As promised, I have several curiosity/historical questions based on some of the wording in the letter I posted last week. For your ease of reference, below is a transcript of the letter:
Brassos St. Dago
August 18. 1846
My Dearest Eliza,
I have just arrived here in The New York from New Orleans. From the latter point I wrote you a long letter. I have little to add now – I am here in a tent on the beach of the sea shore, will leave this evening for the mouth of The Rio Grande & proceed immediately to General Taylor’s head quarters at Comargo. Harry is with me. The last day I was in New Orleans I had a daguerry type likeness taken & handed it to Mr. Murray for you. I will obey your commands my dearest wife. You are my polar star and my heart ever points to you. Remember me always affectionately. My warmest love to all the children. I have not time to write to Louisa or Henry. I shall not feel settled until I reach my camp. I keep a journal for you which will portray all my feelings.
Your ever affectionate husband.
J. A. Quitman
At the top of General Quitman’s letter he writes “Brassos St. Dago,” and at some point someone wrote “Texas” in parenthesis by this. Underneath that line is written “near Houston.” However, in his letter General Quitman states: 1) he’s just arrived “in The New York from New Orleans"; 2) he’s “in a tent on the beach of the sea shore;” 3) he’s leaving that evening “for the mouth of The Rio Grande;” and 4) he’ll “proceed immediately to General Taylor’s head quarters at Comargo.” Exactly where was this letter written?
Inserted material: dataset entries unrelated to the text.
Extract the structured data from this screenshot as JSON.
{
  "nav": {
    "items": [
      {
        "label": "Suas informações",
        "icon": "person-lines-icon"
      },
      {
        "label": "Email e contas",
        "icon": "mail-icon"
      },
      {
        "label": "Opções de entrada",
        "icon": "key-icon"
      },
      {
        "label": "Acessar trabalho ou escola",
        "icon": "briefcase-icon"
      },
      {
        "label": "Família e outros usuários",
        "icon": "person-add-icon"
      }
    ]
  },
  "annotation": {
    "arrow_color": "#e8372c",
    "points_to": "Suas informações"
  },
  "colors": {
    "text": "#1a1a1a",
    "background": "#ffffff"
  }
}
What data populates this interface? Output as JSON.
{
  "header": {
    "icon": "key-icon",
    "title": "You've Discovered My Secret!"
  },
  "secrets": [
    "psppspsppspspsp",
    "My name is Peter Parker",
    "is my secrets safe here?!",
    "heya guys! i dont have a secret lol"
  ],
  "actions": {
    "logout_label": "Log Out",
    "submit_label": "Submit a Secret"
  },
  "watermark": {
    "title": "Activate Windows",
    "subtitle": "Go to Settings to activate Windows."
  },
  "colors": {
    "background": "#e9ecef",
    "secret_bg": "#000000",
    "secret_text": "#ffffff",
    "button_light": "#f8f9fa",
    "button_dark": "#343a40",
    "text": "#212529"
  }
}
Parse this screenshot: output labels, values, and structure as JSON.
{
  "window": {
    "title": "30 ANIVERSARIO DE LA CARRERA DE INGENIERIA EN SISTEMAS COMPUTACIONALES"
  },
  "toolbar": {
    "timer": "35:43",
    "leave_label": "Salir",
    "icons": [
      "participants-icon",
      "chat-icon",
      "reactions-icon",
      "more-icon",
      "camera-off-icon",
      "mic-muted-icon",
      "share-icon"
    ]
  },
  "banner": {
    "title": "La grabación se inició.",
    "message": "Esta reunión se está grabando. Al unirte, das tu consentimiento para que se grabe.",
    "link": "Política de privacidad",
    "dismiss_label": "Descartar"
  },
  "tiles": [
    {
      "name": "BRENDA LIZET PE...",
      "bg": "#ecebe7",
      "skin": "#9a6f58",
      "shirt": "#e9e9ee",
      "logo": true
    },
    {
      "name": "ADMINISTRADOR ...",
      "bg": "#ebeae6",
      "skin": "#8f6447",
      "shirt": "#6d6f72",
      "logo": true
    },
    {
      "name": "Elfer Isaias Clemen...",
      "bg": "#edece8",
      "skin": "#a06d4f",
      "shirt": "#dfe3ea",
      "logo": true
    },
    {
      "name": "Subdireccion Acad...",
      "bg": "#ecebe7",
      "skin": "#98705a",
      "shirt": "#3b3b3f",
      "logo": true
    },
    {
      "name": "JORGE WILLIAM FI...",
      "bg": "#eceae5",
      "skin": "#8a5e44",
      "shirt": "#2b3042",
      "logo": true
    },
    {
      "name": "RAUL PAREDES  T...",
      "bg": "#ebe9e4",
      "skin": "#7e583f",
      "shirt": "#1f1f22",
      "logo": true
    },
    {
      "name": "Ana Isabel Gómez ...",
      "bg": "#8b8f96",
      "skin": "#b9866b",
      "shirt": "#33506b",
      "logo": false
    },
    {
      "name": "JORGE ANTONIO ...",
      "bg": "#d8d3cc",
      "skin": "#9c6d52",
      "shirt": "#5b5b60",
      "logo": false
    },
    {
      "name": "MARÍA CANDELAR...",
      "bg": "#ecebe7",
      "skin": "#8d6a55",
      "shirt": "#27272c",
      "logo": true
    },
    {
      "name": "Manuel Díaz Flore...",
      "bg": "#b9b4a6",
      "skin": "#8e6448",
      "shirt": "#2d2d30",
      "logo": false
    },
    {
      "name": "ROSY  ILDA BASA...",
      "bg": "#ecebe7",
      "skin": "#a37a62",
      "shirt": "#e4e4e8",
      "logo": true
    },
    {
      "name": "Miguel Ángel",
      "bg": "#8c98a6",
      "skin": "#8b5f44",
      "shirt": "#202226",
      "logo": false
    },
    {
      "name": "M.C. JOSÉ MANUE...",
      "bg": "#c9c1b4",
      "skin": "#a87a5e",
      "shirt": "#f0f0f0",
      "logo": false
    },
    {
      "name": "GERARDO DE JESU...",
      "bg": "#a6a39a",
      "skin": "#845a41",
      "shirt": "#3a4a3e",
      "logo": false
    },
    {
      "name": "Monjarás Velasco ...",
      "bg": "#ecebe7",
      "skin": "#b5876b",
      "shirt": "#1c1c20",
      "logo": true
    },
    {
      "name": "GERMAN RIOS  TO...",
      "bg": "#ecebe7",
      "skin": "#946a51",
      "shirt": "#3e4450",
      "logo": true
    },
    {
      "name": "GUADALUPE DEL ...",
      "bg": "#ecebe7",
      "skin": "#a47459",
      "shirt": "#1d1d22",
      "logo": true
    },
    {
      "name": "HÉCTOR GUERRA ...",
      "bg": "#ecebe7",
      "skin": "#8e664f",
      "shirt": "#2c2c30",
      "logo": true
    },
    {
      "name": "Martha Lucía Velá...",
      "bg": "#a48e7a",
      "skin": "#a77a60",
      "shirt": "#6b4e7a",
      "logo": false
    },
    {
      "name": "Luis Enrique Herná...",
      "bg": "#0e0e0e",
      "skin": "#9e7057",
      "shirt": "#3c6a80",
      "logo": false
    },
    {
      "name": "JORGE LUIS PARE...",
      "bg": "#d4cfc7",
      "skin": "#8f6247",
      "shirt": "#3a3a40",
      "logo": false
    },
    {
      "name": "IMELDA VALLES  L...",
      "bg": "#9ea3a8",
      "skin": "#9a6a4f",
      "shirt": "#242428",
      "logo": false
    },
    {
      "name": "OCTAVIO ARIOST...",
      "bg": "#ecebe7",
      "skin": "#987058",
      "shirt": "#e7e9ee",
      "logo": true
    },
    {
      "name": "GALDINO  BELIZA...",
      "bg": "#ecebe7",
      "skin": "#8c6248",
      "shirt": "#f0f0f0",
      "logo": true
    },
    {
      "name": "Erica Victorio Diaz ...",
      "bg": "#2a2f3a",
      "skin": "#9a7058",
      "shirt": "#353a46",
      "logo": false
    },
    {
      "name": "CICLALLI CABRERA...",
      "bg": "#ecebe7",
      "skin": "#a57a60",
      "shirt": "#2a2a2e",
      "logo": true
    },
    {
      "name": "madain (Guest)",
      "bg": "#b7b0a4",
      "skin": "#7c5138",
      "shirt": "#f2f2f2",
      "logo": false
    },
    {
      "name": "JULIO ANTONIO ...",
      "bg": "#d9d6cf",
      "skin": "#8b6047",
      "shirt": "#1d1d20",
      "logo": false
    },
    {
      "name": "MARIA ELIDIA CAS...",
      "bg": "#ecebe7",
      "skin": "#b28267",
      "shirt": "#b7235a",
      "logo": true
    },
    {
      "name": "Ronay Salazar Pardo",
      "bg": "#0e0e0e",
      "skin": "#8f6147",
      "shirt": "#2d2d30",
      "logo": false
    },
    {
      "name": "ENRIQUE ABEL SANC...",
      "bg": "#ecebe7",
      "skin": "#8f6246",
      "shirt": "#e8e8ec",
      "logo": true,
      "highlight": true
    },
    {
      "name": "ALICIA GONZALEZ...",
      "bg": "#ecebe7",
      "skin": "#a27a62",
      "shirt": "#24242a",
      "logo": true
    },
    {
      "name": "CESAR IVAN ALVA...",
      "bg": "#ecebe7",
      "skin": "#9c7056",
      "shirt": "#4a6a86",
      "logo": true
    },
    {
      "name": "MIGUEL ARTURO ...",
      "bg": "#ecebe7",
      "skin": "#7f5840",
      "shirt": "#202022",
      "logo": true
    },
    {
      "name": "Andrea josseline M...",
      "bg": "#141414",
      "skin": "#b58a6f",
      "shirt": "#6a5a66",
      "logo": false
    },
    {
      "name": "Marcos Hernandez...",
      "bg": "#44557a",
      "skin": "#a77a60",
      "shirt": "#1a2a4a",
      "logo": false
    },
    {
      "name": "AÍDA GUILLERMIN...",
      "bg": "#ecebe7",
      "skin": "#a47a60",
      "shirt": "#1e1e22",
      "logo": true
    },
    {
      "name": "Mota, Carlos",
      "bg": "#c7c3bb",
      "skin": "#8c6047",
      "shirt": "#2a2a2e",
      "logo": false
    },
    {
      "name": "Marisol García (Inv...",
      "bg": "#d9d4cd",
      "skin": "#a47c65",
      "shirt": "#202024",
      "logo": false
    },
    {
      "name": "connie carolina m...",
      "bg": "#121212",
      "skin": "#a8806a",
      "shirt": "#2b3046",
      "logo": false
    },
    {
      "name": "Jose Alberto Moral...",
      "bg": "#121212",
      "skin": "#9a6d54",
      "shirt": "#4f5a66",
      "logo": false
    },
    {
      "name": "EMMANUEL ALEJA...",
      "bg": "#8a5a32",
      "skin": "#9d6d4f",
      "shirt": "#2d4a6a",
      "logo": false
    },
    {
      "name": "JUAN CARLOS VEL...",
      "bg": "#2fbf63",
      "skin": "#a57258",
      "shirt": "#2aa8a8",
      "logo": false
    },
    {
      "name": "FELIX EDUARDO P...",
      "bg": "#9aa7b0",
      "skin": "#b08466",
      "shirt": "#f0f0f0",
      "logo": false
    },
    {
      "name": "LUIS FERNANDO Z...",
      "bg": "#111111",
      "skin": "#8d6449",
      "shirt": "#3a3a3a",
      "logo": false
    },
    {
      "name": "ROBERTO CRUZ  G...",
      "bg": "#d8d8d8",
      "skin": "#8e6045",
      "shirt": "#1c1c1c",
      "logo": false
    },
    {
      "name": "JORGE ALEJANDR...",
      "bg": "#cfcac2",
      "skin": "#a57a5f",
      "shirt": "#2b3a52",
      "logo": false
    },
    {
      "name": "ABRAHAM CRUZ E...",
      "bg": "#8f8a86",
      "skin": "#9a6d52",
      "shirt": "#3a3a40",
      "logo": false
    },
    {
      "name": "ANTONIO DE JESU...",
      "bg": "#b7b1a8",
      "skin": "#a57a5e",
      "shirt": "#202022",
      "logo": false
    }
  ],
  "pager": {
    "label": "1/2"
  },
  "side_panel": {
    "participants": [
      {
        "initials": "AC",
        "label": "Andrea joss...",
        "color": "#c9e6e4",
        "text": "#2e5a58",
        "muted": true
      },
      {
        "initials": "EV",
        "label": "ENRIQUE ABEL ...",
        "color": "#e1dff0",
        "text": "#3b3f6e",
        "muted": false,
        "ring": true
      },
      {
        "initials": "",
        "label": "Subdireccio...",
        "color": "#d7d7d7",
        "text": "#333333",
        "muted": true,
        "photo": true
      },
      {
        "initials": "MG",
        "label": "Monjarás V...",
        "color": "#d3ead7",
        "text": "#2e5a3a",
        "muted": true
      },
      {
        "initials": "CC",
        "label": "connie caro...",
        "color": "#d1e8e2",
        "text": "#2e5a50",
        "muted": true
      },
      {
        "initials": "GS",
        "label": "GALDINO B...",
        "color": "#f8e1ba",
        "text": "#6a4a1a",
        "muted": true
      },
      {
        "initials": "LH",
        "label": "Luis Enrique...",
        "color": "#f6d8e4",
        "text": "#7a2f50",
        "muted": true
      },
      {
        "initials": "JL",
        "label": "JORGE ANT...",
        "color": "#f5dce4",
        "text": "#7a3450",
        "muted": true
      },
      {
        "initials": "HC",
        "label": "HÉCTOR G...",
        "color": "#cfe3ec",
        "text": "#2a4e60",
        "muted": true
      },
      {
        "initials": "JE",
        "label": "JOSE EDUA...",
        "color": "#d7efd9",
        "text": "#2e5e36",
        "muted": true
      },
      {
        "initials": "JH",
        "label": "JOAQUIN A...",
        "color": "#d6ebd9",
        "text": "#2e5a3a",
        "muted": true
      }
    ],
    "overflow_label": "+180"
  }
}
Where was/is Brassos St. Dago, and at which beach do you think he was writing from?
So, I invite you to email me at email@example.com with your responses.